*Exercise details*:
Copy out each line of the data holding "JSON".

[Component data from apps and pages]
┄┄┄┄┄┄

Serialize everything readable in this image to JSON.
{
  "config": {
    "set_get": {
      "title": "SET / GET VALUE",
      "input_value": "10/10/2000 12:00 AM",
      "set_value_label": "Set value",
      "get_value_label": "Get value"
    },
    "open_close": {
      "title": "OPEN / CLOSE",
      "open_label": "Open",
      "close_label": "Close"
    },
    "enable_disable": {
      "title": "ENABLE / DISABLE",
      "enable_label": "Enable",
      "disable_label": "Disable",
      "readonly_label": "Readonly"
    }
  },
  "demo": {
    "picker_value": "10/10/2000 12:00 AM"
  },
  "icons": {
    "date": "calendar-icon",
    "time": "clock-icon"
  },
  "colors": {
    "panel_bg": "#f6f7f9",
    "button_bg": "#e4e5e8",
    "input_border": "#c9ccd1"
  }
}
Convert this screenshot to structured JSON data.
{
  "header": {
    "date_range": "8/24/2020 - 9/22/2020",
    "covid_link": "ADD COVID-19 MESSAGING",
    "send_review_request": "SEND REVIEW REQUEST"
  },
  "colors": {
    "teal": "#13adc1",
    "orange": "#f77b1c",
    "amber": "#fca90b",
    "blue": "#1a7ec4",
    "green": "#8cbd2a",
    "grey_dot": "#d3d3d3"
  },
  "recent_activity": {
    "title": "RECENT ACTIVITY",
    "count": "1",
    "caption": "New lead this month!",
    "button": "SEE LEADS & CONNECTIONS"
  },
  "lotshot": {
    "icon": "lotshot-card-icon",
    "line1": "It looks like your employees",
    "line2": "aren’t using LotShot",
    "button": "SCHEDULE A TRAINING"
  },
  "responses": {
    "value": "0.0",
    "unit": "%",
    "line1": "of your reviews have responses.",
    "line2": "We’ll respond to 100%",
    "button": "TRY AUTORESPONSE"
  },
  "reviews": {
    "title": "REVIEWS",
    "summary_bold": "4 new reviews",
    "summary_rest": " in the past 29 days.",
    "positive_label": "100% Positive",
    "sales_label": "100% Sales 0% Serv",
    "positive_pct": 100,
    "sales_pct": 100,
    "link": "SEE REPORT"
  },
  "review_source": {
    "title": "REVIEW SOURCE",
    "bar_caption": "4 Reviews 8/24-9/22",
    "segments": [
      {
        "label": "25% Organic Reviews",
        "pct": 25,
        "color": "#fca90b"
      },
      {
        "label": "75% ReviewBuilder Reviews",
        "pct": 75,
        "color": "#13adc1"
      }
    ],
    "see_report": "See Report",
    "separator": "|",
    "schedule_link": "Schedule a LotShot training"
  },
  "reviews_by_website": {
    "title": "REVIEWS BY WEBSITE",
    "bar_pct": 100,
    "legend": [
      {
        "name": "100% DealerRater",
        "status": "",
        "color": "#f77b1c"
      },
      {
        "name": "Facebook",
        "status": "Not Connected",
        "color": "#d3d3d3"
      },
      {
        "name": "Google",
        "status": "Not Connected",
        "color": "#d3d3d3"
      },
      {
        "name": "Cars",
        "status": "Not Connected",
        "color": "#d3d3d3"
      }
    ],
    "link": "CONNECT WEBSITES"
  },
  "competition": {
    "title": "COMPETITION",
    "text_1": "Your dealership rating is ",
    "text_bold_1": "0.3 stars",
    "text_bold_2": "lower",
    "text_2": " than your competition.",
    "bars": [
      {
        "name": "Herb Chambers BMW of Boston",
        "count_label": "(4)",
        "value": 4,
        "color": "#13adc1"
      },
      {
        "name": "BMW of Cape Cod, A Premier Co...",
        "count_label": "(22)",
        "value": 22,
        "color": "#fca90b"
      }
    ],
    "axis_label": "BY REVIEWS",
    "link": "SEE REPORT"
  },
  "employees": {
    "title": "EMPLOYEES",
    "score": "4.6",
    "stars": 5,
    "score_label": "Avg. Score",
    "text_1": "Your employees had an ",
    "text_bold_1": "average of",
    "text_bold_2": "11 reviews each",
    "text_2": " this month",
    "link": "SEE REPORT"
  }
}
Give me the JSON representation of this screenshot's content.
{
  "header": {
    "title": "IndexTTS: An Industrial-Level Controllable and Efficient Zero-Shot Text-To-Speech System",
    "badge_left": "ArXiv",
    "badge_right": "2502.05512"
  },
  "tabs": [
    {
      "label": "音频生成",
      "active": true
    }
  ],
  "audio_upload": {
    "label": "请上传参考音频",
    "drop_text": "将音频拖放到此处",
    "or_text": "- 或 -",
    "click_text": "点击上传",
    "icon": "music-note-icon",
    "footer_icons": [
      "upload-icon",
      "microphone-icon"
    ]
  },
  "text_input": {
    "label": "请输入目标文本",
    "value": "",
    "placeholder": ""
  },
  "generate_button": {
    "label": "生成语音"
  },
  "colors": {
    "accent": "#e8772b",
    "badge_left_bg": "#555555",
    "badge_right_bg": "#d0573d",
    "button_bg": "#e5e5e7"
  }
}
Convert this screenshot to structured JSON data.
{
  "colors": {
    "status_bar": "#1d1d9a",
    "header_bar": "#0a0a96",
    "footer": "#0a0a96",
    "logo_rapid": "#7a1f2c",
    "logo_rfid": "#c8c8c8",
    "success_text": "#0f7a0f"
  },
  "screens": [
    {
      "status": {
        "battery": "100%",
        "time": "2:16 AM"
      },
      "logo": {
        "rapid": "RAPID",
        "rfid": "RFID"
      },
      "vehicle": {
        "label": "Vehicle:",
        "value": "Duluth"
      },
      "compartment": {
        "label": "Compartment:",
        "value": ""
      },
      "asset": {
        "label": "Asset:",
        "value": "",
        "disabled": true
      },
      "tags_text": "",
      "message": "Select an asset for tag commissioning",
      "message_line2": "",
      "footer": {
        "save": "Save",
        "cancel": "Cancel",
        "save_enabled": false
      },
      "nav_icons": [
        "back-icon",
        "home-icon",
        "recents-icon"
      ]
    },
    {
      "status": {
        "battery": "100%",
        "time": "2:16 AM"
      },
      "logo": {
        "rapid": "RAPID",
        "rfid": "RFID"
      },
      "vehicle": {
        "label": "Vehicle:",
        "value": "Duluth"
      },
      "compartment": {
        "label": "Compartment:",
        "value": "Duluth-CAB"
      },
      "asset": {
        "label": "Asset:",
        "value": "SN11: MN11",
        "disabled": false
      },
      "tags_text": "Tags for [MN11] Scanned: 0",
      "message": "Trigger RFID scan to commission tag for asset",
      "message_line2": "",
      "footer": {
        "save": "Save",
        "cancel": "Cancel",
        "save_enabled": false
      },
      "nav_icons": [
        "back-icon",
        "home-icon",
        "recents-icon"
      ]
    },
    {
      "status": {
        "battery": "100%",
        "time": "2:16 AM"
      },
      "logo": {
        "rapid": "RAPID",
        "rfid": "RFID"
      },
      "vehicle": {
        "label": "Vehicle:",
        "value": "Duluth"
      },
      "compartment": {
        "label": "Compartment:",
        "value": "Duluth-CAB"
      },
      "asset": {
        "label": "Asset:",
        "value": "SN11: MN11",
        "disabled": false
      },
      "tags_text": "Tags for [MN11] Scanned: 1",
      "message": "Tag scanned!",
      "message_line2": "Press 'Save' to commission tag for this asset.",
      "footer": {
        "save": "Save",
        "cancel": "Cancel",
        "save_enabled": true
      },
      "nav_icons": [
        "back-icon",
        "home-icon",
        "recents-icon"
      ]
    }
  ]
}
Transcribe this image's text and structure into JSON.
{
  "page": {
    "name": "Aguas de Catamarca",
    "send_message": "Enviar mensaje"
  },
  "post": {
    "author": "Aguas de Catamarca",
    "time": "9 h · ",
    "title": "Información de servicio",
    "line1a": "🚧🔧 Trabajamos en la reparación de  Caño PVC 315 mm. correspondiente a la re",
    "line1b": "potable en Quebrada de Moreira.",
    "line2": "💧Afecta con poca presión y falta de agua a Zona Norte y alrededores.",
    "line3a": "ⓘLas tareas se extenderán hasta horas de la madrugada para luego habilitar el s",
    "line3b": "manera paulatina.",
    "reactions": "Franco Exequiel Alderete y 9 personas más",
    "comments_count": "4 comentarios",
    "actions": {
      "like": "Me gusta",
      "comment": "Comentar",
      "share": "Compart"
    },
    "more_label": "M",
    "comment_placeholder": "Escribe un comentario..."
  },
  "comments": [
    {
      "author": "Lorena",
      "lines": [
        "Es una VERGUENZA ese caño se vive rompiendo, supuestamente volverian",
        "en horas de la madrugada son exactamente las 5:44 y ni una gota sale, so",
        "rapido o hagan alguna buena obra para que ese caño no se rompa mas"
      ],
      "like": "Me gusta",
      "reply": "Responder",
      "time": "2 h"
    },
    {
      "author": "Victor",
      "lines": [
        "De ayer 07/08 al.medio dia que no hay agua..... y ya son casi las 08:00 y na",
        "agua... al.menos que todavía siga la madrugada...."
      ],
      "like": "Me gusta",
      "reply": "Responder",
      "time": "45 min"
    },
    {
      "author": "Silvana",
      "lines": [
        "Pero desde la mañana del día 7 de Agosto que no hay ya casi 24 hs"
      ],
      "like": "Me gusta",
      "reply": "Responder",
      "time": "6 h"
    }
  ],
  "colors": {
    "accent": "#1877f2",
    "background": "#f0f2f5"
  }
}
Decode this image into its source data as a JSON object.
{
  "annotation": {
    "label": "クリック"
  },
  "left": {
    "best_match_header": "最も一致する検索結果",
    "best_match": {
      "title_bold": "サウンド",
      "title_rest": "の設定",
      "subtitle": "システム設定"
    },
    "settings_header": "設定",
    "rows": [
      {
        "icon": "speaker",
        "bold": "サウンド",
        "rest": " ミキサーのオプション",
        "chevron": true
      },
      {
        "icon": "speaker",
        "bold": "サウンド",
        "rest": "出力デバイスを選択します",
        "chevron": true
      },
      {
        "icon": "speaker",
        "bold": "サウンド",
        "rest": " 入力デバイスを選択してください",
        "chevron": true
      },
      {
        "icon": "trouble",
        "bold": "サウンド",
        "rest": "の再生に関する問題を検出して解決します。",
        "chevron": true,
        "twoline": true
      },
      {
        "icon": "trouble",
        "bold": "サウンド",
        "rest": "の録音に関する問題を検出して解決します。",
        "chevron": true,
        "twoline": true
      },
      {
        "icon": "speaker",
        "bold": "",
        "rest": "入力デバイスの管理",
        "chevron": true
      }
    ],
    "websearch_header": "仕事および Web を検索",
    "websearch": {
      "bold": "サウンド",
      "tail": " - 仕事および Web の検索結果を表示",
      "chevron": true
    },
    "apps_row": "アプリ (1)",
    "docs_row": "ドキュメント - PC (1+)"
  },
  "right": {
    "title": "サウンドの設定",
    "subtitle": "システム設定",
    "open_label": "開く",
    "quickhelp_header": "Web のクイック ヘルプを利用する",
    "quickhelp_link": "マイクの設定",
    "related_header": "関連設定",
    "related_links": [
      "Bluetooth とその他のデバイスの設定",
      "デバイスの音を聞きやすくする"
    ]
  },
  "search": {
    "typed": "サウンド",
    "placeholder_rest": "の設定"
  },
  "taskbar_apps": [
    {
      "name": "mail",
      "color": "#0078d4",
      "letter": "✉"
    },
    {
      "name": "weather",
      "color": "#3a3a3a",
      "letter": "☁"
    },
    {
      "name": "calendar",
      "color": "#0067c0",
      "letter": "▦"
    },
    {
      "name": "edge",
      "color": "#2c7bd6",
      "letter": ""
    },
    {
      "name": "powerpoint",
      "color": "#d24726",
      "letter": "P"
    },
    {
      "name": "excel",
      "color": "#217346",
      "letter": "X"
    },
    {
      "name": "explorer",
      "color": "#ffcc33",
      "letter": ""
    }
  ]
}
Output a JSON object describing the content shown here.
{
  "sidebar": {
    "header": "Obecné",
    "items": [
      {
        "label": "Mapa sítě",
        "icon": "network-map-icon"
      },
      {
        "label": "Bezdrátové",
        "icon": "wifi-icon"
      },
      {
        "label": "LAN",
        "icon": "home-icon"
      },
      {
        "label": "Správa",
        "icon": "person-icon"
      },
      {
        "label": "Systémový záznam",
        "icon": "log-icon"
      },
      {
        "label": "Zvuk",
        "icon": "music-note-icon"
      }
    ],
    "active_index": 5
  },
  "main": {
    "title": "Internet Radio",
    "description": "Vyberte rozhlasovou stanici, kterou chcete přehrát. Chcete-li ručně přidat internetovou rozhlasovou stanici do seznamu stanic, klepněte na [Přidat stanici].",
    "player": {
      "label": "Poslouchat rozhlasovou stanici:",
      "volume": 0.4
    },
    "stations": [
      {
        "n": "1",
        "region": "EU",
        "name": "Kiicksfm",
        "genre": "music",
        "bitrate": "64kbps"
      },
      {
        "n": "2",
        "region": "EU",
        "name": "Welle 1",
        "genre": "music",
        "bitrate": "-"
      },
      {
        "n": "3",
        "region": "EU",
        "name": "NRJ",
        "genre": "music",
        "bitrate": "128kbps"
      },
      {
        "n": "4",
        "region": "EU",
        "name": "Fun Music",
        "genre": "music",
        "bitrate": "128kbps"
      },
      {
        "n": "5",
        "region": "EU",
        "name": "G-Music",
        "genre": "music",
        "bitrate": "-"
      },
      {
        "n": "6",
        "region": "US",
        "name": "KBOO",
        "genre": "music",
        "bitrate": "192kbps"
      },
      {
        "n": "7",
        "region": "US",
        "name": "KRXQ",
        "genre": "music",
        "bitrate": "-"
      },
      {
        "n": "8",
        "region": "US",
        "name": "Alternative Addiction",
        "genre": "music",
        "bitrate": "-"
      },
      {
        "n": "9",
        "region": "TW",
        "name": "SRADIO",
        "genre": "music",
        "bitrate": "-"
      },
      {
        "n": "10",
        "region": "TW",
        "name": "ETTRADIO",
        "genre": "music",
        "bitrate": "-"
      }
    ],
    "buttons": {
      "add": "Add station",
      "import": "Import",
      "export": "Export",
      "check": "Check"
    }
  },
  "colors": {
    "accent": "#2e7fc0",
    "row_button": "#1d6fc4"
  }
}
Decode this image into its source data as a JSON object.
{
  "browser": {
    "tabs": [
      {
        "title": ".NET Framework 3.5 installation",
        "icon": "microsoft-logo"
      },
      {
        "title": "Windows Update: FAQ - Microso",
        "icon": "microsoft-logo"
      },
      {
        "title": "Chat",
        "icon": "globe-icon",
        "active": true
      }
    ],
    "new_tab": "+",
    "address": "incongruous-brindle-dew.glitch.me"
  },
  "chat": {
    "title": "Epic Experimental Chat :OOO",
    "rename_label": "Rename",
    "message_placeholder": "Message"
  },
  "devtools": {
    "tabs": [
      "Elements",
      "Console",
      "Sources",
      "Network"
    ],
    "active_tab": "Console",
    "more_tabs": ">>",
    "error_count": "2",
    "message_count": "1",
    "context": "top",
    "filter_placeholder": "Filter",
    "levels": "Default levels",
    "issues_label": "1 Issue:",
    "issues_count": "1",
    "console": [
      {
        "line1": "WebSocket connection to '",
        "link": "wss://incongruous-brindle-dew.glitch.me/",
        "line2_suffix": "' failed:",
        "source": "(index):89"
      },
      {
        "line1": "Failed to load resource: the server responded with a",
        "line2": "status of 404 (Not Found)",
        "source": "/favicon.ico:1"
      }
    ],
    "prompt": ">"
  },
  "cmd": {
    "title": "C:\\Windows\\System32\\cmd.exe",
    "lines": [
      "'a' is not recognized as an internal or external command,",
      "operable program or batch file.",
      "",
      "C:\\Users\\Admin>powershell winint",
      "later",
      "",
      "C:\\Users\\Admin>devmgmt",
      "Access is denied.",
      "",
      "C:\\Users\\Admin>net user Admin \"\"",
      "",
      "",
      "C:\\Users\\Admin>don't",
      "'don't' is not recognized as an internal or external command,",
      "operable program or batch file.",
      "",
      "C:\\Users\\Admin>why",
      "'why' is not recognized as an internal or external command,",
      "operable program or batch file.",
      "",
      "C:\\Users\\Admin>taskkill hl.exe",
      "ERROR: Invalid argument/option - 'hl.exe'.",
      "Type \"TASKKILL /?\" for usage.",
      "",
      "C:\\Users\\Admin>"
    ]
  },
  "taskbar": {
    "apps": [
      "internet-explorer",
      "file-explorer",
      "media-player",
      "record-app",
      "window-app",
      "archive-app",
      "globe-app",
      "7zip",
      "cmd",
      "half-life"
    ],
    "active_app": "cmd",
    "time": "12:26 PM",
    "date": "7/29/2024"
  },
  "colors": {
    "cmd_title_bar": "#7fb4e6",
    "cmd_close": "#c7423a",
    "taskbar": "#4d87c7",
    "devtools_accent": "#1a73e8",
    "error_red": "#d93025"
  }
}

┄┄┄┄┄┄

*Response to this task*:
Serialize everything readable in this image to JSON.
Convert this screenshot to structured JSON data.
Give me the JSON representation of this screenshot's content.
Convert this screenshot to structured JSON data.
Transcribe this image's text and structure into JSON.
Decode this image into its source data as a JSON object.
Output a JSON object describing the content shown here.
Decode this image into its source data as a JSON object.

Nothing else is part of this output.